Abstract: The protection of private information is a crucial issue in data-driven
research and business contexts. Typically, techniques like anonymisation or
(selective) deletion are introduced in order to allow data sharing, \eg\ in the
case of collaborative research endeavours. For use with anonymisation
techniques, the $k$-anonymity criterion is one of the most popular, with
numerous scientific publications on different algorithms and metrics.
Anonymisation techniques often require changing the data and thus necessarily
affect the results of machine learning models trained on the underlying data.
In this work, we conduct a systematic comparison and detailed investigation
into the effects of different $k$-anonymisation algorithms on the results of
machine learning models. We investigate a set of popular $k$-anonymisation
algorithms with different classifiers and evaluate them on different real-world
datasets. Our systematic evaluation shows that with an increasingly strong
$k$-anonymity constraint, the classification performance generally degrades,
but to varying degrees and strongly depending on the dataset and anonymisation
method.

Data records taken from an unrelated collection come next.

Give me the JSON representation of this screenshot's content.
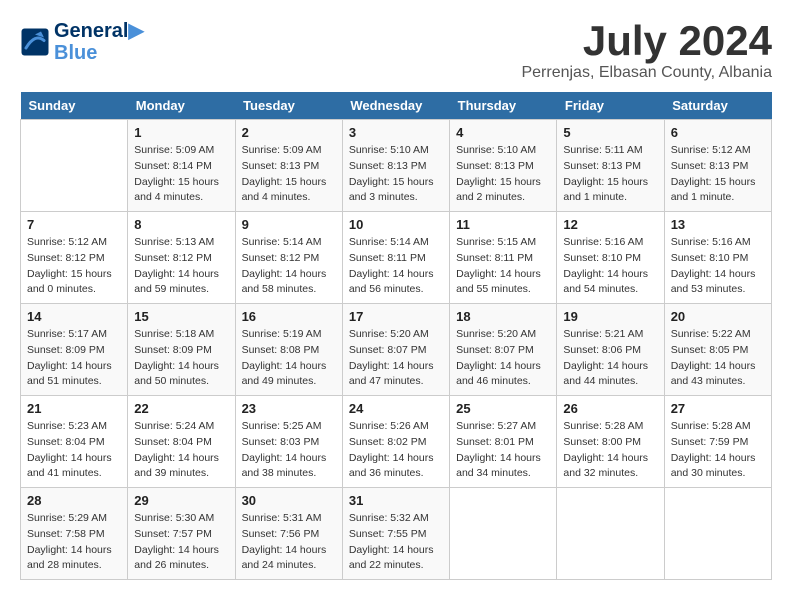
{
  "header": {
    "logo_line1": "General",
    "logo_line2": "Blue",
    "month_title": "July 2024",
    "subtitle": "Perrenjas, Elbasan County, Albania"
  },
  "weekdays": [
    "Sunday",
    "Monday",
    "Tuesday",
    "Wednesday",
    "Thursday",
    "Friday",
    "Saturday"
  ],
  "weeks": [
    [
      {
        "day": "",
        "info": ""
      },
      {
        "day": "1",
        "info": "Sunrise: 5:09 AM\nSunset: 8:14 PM\nDaylight: 15 hours\nand 4 minutes."
      },
      {
        "day": "2",
        "info": "Sunrise: 5:09 AM\nSunset: 8:13 PM\nDaylight: 15 hours\nand 4 minutes."
      },
      {
        "day": "3",
        "info": "Sunrise: 5:10 AM\nSunset: 8:13 PM\nDaylight: 15 hours\nand 3 minutes."
      },
      {
        "day": "4",
        "info": "Sunrise: 5:10 AM\nSunset: 8:13 PM\nDaylight: 15 hours\nand 2 minutes."
      },
      {
        "day": "5",
        "info": "Sunrise: 5:11 AM\nSunset: 8:13 PM\nDaylight: 15 hours\nand 1 minute."
      },
      {
        "day": "6",
        "info": "Sunrise: 5:12 AM\nSunset: 8:13 PM\nDaylight: 15 hours\nand 1 minute."
      }
    ],
    [
      {
        "day": "7",
        "info": "Sunrise: 5:12 AM\nSunset: 8:12 PM\nDaylight: 15 hours\nand 0 minutes."
      },
      {
        "day": "8",
        "info": "Sunrise: 5:13 AM\nSunset: 8:12 PM\nDaylight: 14 hours\nand 59 minutes."
      },
      {
        "day": "9",
        "info": "Sunrise: 5:14 AM\nSunset: 8:12 PM\nDaylight: 14 hours\nand 58 minutes."
      },
      {
        "day": "10",
        "info": "Sunrise: 5:14 AM\nSunset: 8:11 PM\nDaylight: 14 hours\nand 56 minutes."
      },
      {
        "day": "11",
        "info": "Sunrise: 5:15 AM\nSunset: 8:11 PM\nDaylight: 14 hours\nand 55 minutes."
      },
      {
        "day": "12",
        "info": "Sunrise: 5:16 AM\nSunset: 8:10 PM\nDaylight: 14 hours\nand 54 minutes."
      },
      {
        "day": "13",
        "info": "Sunrise: 5:16 AM\nSunset: 8:10 PM\nDaylight: 14 hours\nand 53 minutes."
      }
    ],
    [
      {
        "day": "14",
        "info": "Sunrise: 5:17 AM\nSunset: 8:09 PM\nDaylight: 14 hours\nand 51 minutes."
      },
      {
        "day": "15",
        "info": "Sunrise: 5:18 AM\nSunset: 8:09 PM\nDaylight: 14 hours\nand 50 minutes."
      },
      {
        "day": "16",
        "info": "Sunrise: 5:19 AM\nSunset: 8:08 PM\nDaylight: 14 hours\nand 49 minutes."
      },
      {
        "day": "17",
        "info": "Sunrise: 5:20 AM\nSunset: 8:07 PM\nDaylight: 14 hours\nand 47 minutes."
      },
      {
        "day": "18",
        "info": "Sunrise: 5:20 AM\nSunset: 8:07 PM\nDaylight: 14 hours\nand 46 minutes."
      },
      {
        "day": "19",
        "info": "Sunrise: 5:21 AM\nSunset: 8:06 PM\nDaylight: 14 hours\nand 44 minutes."
      },
      {
        "day": "20",
        "info": "Sunrise: 5:22 AM\nSunset: 8:05 PM\nDaylight: 14 hours\nand 43 minutes."
      }
    ],
    [
      {
        "day": "21",
        "info": "Sunrise: 5:23 AM\nSunset: 8:04 PM\nDaylight: 14 hours\nand 41 minutes."
      },
      {
        "day": "22",
        "info": "Sunrise: 5:24 AM\nSunset: 8:04 PM\nDaylight: 14 hours\nand 39 minutes."
      },
      {
        "day": "23",
        "info": "Sunrise: 5:25 AM\nSunset: 8:03 PM\nDaylight: 14 hours\nand 38 minutes."
      },
      {
        "day": "24",
        "info": "Sunrise: 5:26 AM\nSunset: 8:02 PM\nDaylight: 14 hours\nand 36 minutes."
      },
      {
        "day": "25",
        "info": "Sunrise: 5:27 AM\nSunset: 8:01 PM\nDaylight: 14 hours\nand 34 minutes."
      },
      {
        "day": "26",
        "info": "Sunrise: 5:28 AM\nSunset: 8:00 PM\nDaylight: 14 hours\nand 32 minutes."
      },
      {
        "day": "27",
        "info": "Sunrise: 5:28 AM\nSunset: 7:59 PM\nDaylight: 14 hours\nand 30 minutes."
      }
    ],
    [
      {
        "day": "28",
        "info": "Sunrise: 5:29 AM\nSunset: 7:58 PM\nDaylight: 14 hours\nand 28 minutes."
      },
      {
        "day": "29",
        "info": "Sunrise: 5:30 AM\nSunset: 7:57 PM\nDaylight: 14 hours\nand 26 minutes."
      },
      {
        "day": "30",
        "info": "Sunrise: 5:31 AM\nSunset: 7:56 PM\nDaylight: 14 hours\nand 24 minutes."
      },
      {
        "day": "31",
        "info": "Sunrise: 5:32 AM\nSunset: 7:55 PM\nDaylight: 14 hours\nand 22 minutes."
      },
      {
        "day": "",
        "info": ""
      },
      {
        "day": "",
        "info": ""
      },
      {
        "day": "",
        "info": ""
      }
    ]
  ]
}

Furthermore, Mondrian can be considered as the method with the most
appealing properties for subsequent classification.